The Conservative party has once again moved to reassure individuals with a UK pension currently living in the European Union during its annual conference in Birmingham today (1 October).
Secretary of state for the Department for Work & Pensions (DWP) Esther McVey said the party will protect UK pensions in the European Union after Brexit.
Currently the UK has a deal with the European Economic Area so that UK residents living in these countries sees their state pension rise with the cost of living.
So, for a UK resident living in the EEA, the state pension increases by the triple-lock - whichever is the greatest of earnings, prices or 2.5 per cent - as it does in the UK.
Ms MvVey said: "We will ensure that people with UK pensions that have moved to the EU will have their pensions protected.
"We will provide a triple lock on people with UK pensions living in the European Union. We are delivering a private pension revolution, with more people than ever contributing to their pensions."
However Ms McVey failed to offer any greater certainty for UK citizens living in the European Union who have private pension pots.
No-deal Brexit documents published by the government this summer warned insurance companies may be unable to pay pensions to their UK customers living in the European Union.
Ms McVey also used her speech to state that the party was dedicated to delivering the pensions dashboard.
She said: "Auto-enrolment has seen nearly 10 million new pension savers. So we will continue to support an industry-led pensions dashboard."
Commenting on Twitter, Tom McPhail, head of policy at Bristol-based Hargreaves Lansdown, said it was good to hear Ms McVey reiterating government support for the Pensions Dashboard.
He said: "Hargreaves Lansdown believes it must fulfil three criteria for success: 1) Universal coverage, no exceptions (even if not all on day one) 2) State pension data and 3) Multiple access points."
However the former GMTV-presenter turned politician failed to offer any detail on what that support would look like despite more than 20 pension providers and administrators demanding 'a firm stance on compulsion' from the government on the pension dashboard last month.

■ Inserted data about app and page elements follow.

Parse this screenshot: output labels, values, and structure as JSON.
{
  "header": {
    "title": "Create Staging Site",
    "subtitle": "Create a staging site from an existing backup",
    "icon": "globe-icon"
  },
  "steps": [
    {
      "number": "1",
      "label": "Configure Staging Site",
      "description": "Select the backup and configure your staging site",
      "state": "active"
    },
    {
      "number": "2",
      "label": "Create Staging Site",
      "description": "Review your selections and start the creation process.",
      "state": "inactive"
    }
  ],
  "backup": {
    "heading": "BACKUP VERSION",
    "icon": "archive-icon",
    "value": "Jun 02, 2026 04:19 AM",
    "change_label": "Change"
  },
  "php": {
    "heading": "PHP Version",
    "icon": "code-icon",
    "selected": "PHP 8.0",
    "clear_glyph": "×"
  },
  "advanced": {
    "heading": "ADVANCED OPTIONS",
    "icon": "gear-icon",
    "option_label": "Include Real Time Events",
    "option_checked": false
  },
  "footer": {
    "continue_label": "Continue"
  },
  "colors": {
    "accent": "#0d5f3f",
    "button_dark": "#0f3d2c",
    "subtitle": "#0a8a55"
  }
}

The plan behind the pension dashboard, which is due to launch in 2019, is to create the technology to allow savers to see all of their retirement pots in one place at the same time, giving them a greater awareness of their assets and how to plan for their retirement.
Earlier this month, the government said it would let the industry take lead on the project and shied back from committing to force providers to submit client data.
Back in July FTAdviser reported there were rumours that Ms McVey had plans to kill off the pensions dashboard, but the DWP was quick to say that it was continuing to work on delivering the tool.
McVey's recent show of support for the pensions dashboard comes after a report from pensions consultants LCP and YouGov found that 21 per cent of people were in favour of the dashboard and would be encouraged to save more with it.